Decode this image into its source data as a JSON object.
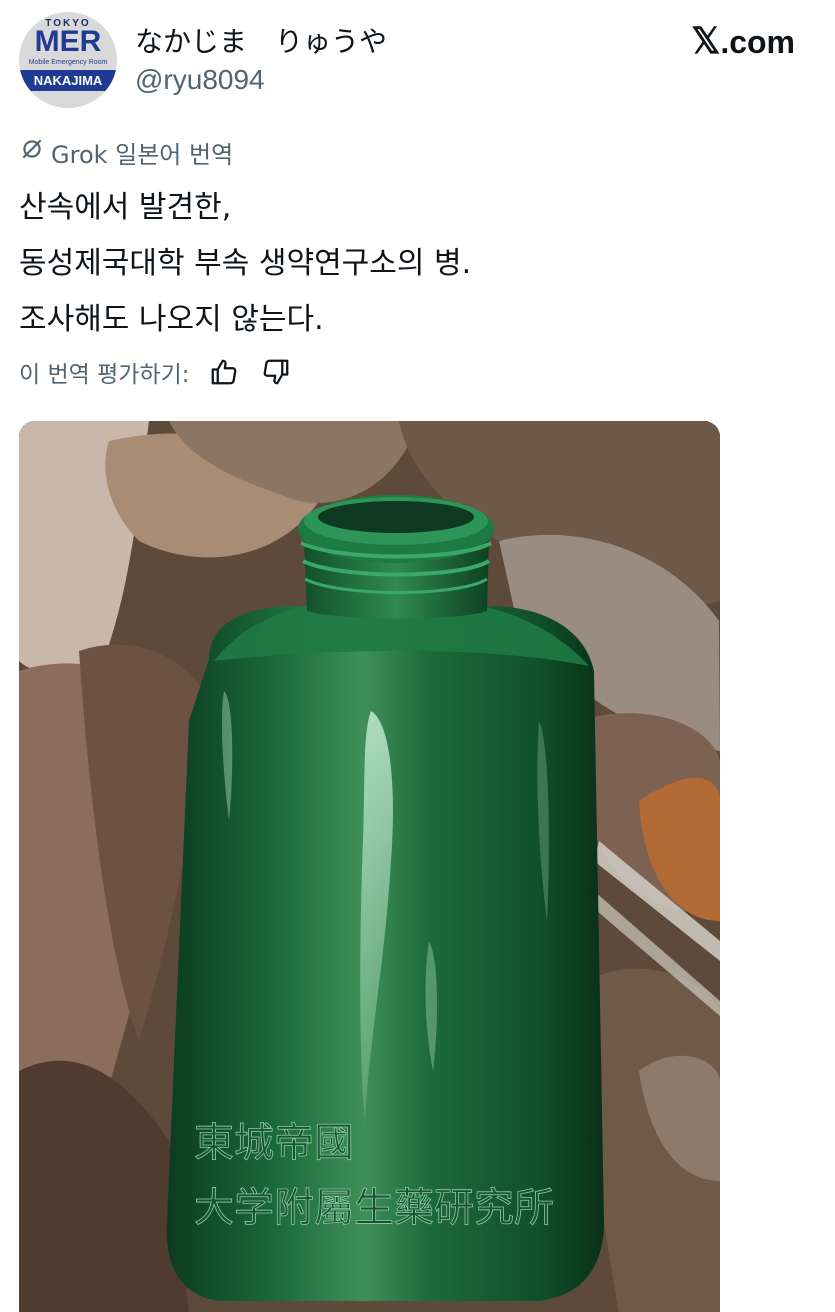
{
  "post": {
    "display_name": "なかじま　りゅうや",
    "handle": "@ryu8094",
    "source_site": ".com",
    "avatar": {
      "top_text": "TOKYO",
      "main_text": "MER",
      "sub_text": "Mobile Emergency Room",
      "band_text": "NAKAJIMA"
    },
    "translation_label": "Grok 일본어 번역",
    "text_lines": [
      "산속에서 발견한,",
      "동성제국대학 부속 생약연구소의 병.",
      "조사해도 나오지 않는다."
    ],
    "rate_prompt": "이 번역 평가하기:",
    "icons": {
      "grok": "grok-icon",
      "thumbs_up": "thumbs-up-icon",
      "thumbs_down": "thumbs-down-icon",
      "x_logo": "x-logo-icon"
    },
    "photo": {
      "subject": "green glass bottle on dead leaves",
      "embossed_text_line1": "東城帝國",
      "embossed_text_line2": "大学附屬生藥研究所"
    }
  },
  "colors": {
    "text_primary": "#0f1419",
    "text_secondary": "#536471",
    "bottle_green": "#1f6b3a",
    "leaf_brown": "#7a5a44"
  }
}
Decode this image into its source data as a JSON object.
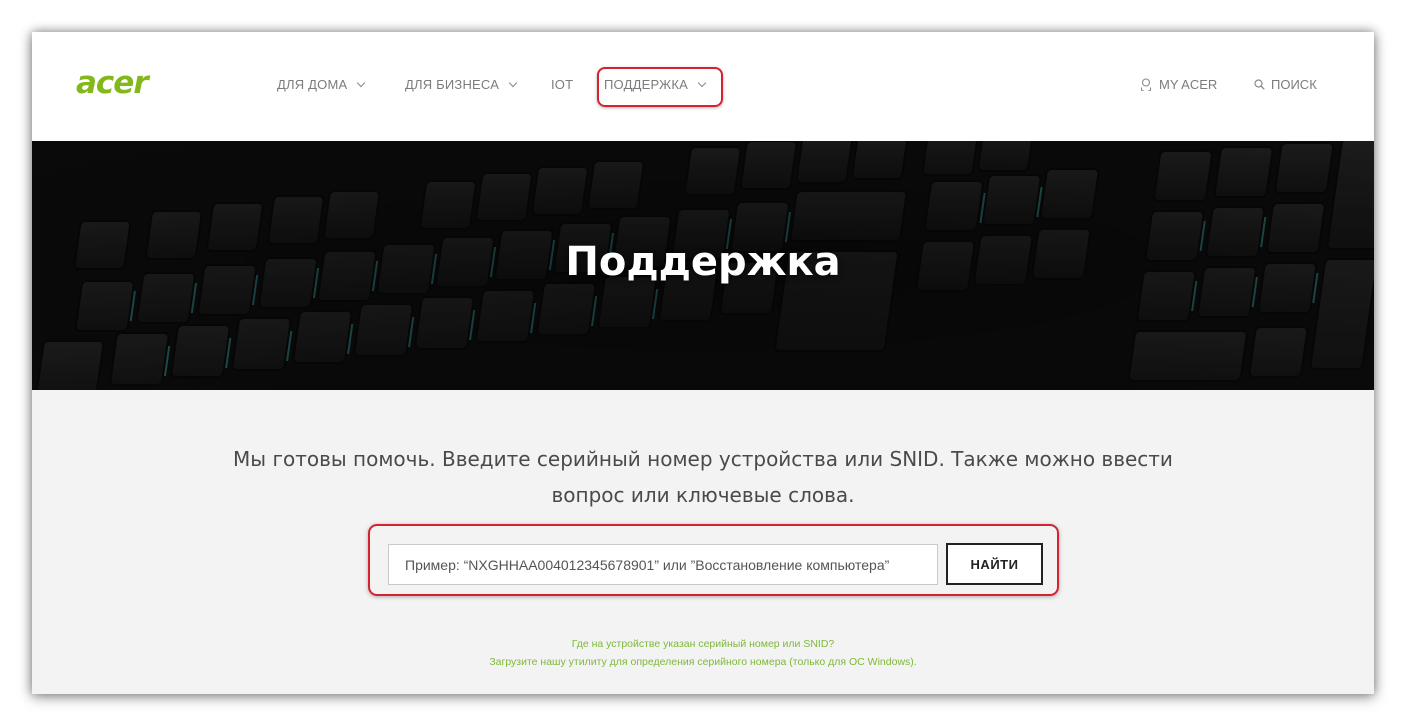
{
  "brand": {
    "logo_text": "acer",
    "accent": "#83b81a",
    "highlight": "#d4232e"
  },
  "nav": {
    "items": [
      {
        "label": "ДЛЯ ДОМА",
        "has_dropdown": true
      },
      {
        "label": "ДЛЯ БИЗНЕСА",
        "has_dropdown": true
      },
      {
        "label": "IOT",
        "has_dropdown": false
      },
      {
        "label": "ПОДДЕРЖКА",
        "has_dropdown": true,
        "highlighted": true
      }
    ],
    "my_acer": {
      "label": "MY ACER",
      "icon": "user-icon"
    },
    "search": {
      "label": "ПОИСК",
      "icon": "search-icon"
    }
  },
  "hero": {
    "title": "Поддержка"
  },
  "main": {
    "lead_line1": "Мы готовы помочь. Введите серийный номер устройства или SNID. Также можно ввести",
    "lead_line2": "вопрос или ключевые слова.",
    "search": {
      "placeholder": "Пример: “NXGHHAA004012345678901” или ”Восстановление компьютера”",
      "value": "",
      "button_label": "НАЙТИ"
    },
    "help_links": [
      "Где на устройстве указан серийный номер или SNID?",
      "Загрузите нашу утилиту для определения серийного номера (только для ОС Windows)."
    ]
  }
}
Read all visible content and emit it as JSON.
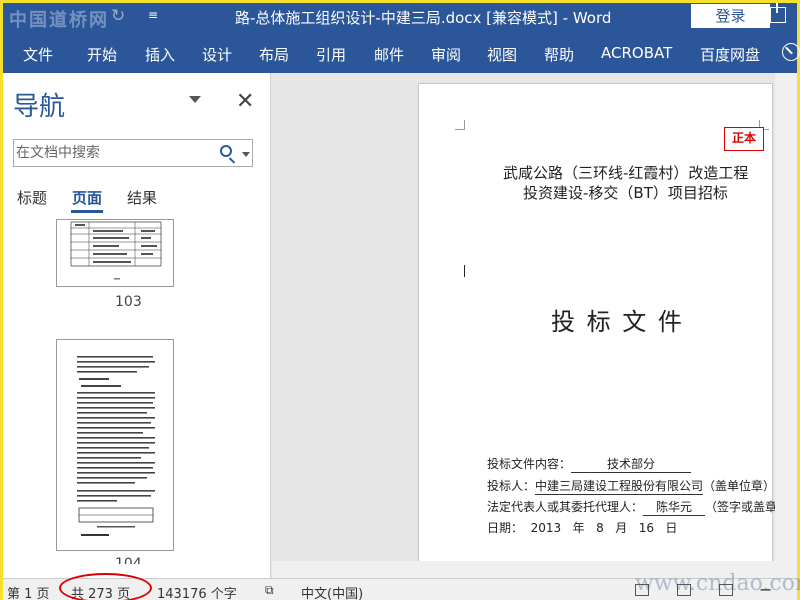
{
  "titlebar": {
    "logo_text": "中国道桥网",
    "doc_title": "路-总体施工组织设计-中建三局.docx [兼容模式]  -  Word",
    "login_label": "登录"
  },
  "ribbon": {
    "tabs": [
      "文件",
      "开始",
      "插入",
      "设计",
      "布局",
      "引用",
      "邮件",
      "审阅",
      "视图",
      "帮助",
      "ACROBAT",
      "百度网盘"
    ]
  },
  "nav_pane": {
    "title": "导航",
    "search_placeholder": "在文档中搜索",
    "tabs": [
      "标题",
      "页面",
      "结果"
    ],
    "active_tab": "页面",
    "thumbnails": [
      {
        "page_label": "103"
      },
      {
        "page_label": "104"
      }
    ]
  },
  "document": {
    "badge": "正本",
    "title_line1": "武咸公路（三环线-红霞村）改造工程",
    "title_line2": "投资建设-移交（BT）项目招标",
    "main_heading": "投 标 文 件",
    "content_label": "投标文件内容：",
    "content_value": "技术部分",
    "bidder_label": "投标人：",
    "bidder_value": "中建三局建设工程股份有限公司",
    "bidder_note": "（盖单位章）",
    "rep_label": "法定代表人或其委托代理人：",
    "rep_value": "陈华元",
    "rep_note": "（签字或盖章）",
    "date_label": "日期：",
    "date_year": "2013",
    "date_y": "年",
    "date_month": "8",
    "date_m": "月",
    "date_day": "16",
    "date_d": "日"
  },
  "statusbar": {
    "page": "第 1 页",
    "total_pages": "共 273 页",
    "word_count": "143176 个字",
    "language": "中文(中国)"
  },
  "watermark": "www.cndao.com",
  "colors": {
    "accent": "#2b579a",
    "highlight_circle": "#dd0000",
    "frame": "#f5e12a"
  }
}
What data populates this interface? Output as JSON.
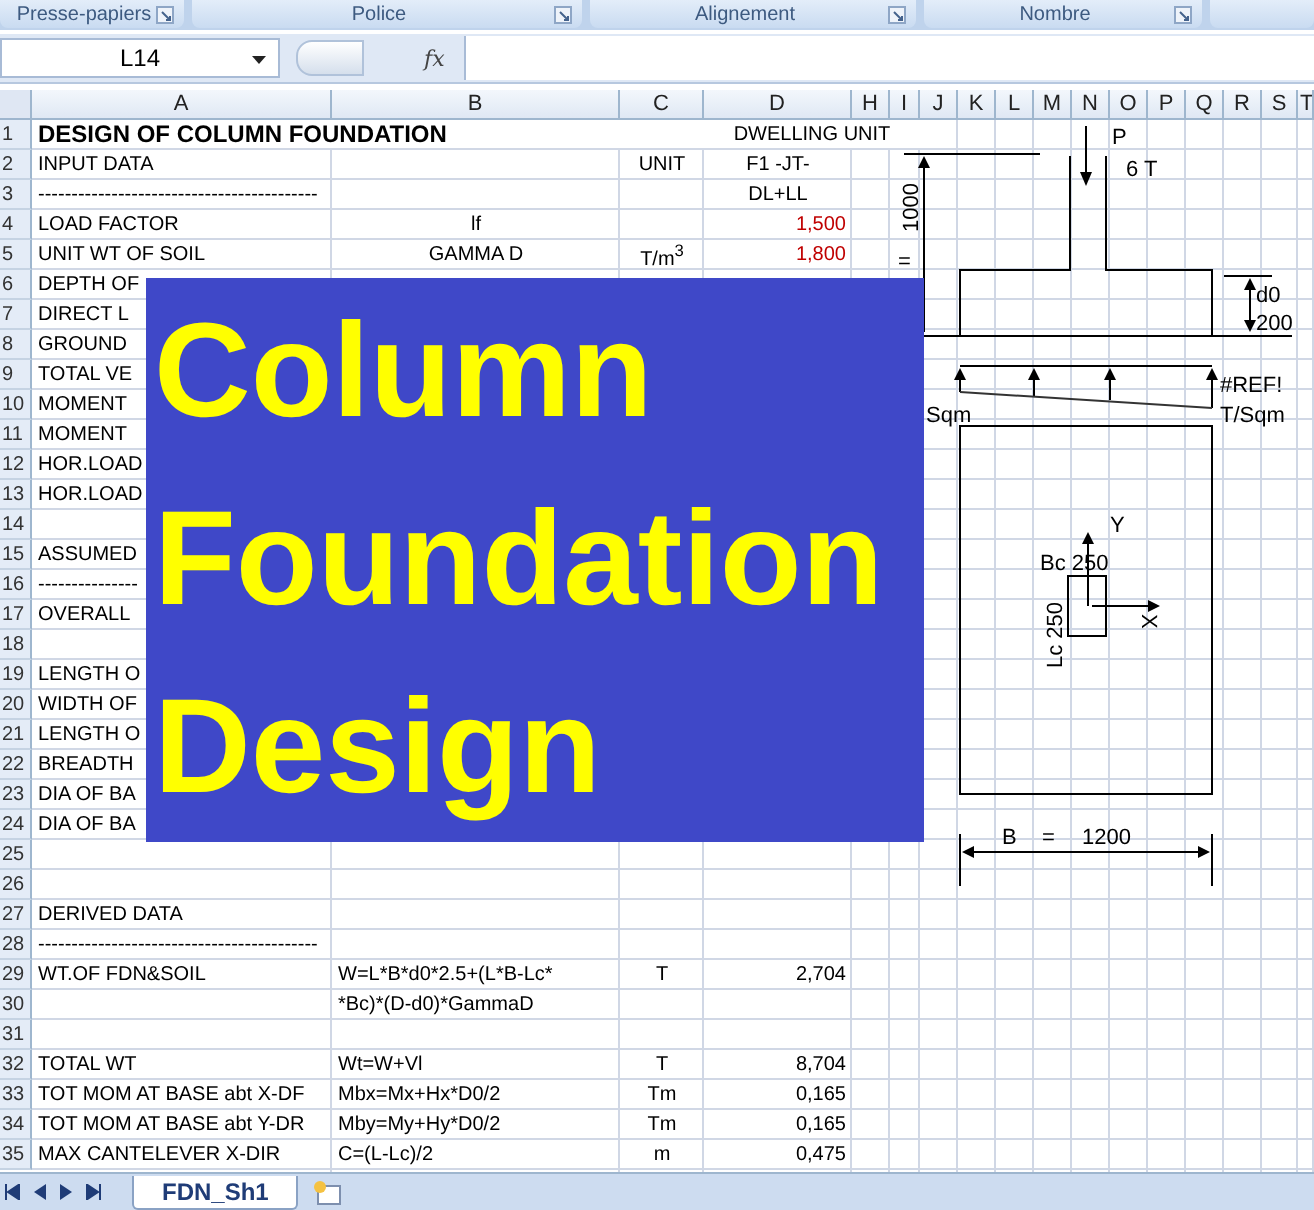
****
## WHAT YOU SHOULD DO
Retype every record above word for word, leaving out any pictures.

## ANSWER BOX
Decode this image into its source data as a JSON object.
{
  "post": {
    "display_name": "なかじま　りゅうや",
    "handle": "@ryu8094",
    "source_site": ".com",
    "avatar": {
      "top_text": "TOKYO",
      "main_text": "MER",
      "sub_text": "Mobile Emergency Room",
      "band_text": "NAKAJIMA"
    },
    "translation_label": "Grok 일본어 번역",
    "text_lines": [
      "산속에서 발견한,",
      "동성제국대학 부속 생약연구소의 병.",
      "조사해도 나오지 않는다."
    ],
    "rate_prompt": "이 번역 평가하기:",
    "icons": {
      "grok": "grok-icon",
      "thumbs_up": "thumbs-up-icon",
      "thumbs_down": "thumbs-down-icon",
      "x_logo": "x-logo-icon"
    },
    "photo": {
      "subject": "green glass bottle on dead leaves",
      "embossed_text_line1": "東城帝國",
      "embossed_text_line2": "大学附屬生藥研究所"
    }
  },
  "colors": {
    "text_primary": "#0f1419",
    "text_secondary": "#536471",
    "bottle_green": "#1f6b3a",
    "leaf_brown": "#7a5a44"
  }
}
Decode this image into its source data as a JSON object.
{
  "brand": {
    "logo_text": "acer",
    "accent": "#83b81a",
    "highlight": "#d4232e"
  },
  "nav": {
    "items": [
      {
        "label": "ДЛЯ ДОМА",
        "has_dropdown": true
      },
      {
        "label": "ДЛЯ БИЗНЕСА",
        "has_dropdown": true
      },
      {
        "label": "IOT",
        "has_dropdown": false
      },
      {
        "label": "ПОДДЕРЖКА",
        "has_dropdown": true,
        "highlighted": true
      }
    ],
    "my_acer": {
      "label": "MY ACER",
      "icon": "user-icon"
    },
    "search": {
      "label": "ПОИСК",
      "icon": "search-icon"
    }
  },
  "hero": {
    "title": "Поддержка"
  },
  "main": {
    "lead_line1": "Мы готовы помочь. Введите серийный номер устройства или SNID. Также можно ввести",
    "lead_line2": "вопрос или ключевые слова.",
    "search": {
      "placeholder": "Пример: “NXGHHAA004012345678901” или ”Восстановление компьютера”",
      "value": "",
      "button_label": "НАЙТИ"
    },
    "help_links": [
      "Где на устройстве указан серийный номер или SNID?",
      "Загрузите нашу утилиту для определения серийного номера (только для ОС Windows)."
    ]
  }
}
Read all visible content and emit it as JSON.
{
  "titlebar": {
    "logo_text": "中国道桥网",
    "doc_title": "路-总体施工组织设计-中建三局.docx [兼容模式]  -  Word",
    "login_label": "登录"
  },
  "ribbon": {
    "tabs": [
      "文件",
      "开始",
      "插入",
      "设计",
      "布局",
      "引用",
      "邮件",
      "审阅",
      "视图",
      "帮助",
      "ACROBAT",
      "百度网盘"
    ]
  },
  "nav_pane": {
    "title": "导航",
    "search_placeholder": "在文档中搜索",
    "tabs": [
      "标题",
      "页面",
      "结果"
    ],
    "active_tab": "页面",
    "thumbnails": [
      {
        "page_label": "103"
      },
      {
        "page_label": "104"
      }
    ]
  },
  "document": {
    "badge": "正本",
    "title_line1": "武咸公路（三环线-红霞村）改造工程",
    "title_line2": "投资建设-移交（BT）项目招标",
    "main_heading": "投 标 文 件",
    "content_label": "投标文件内容：",
    "content_value": "技术部分",
    "bidder_label": "投标人：",
    "bidder_value": "中建三局建设工程股份有限公司",
    "bidder_note": "（盖单位章）",
    "rep_label": "法定代表人或其委托代理人：",
    "rep_value": "陈华元",
    "rep_note": "（签字或盖章）",
    "date_label": "日期：",
    "date_year": "2013",
    "date_y": "年",
    "date_month": "8",
    "date_m": "月",
    "date_day": "16",
    "date_d": "日"
  },
  "statusbar": {
    "page": "第 1 页",
    "total_pages": "共 273 页",
    "word_count": "143176 个字",
    "language": "中文(中国)"
  },
  "watermark": "www.cndao.com",
  "colors": {
    "accent": "#2b579a",
    "highlight_circle": "#dd0000",
    "frame": "#f5e12a"
  }
}
What data populates this interface? Output as JSON.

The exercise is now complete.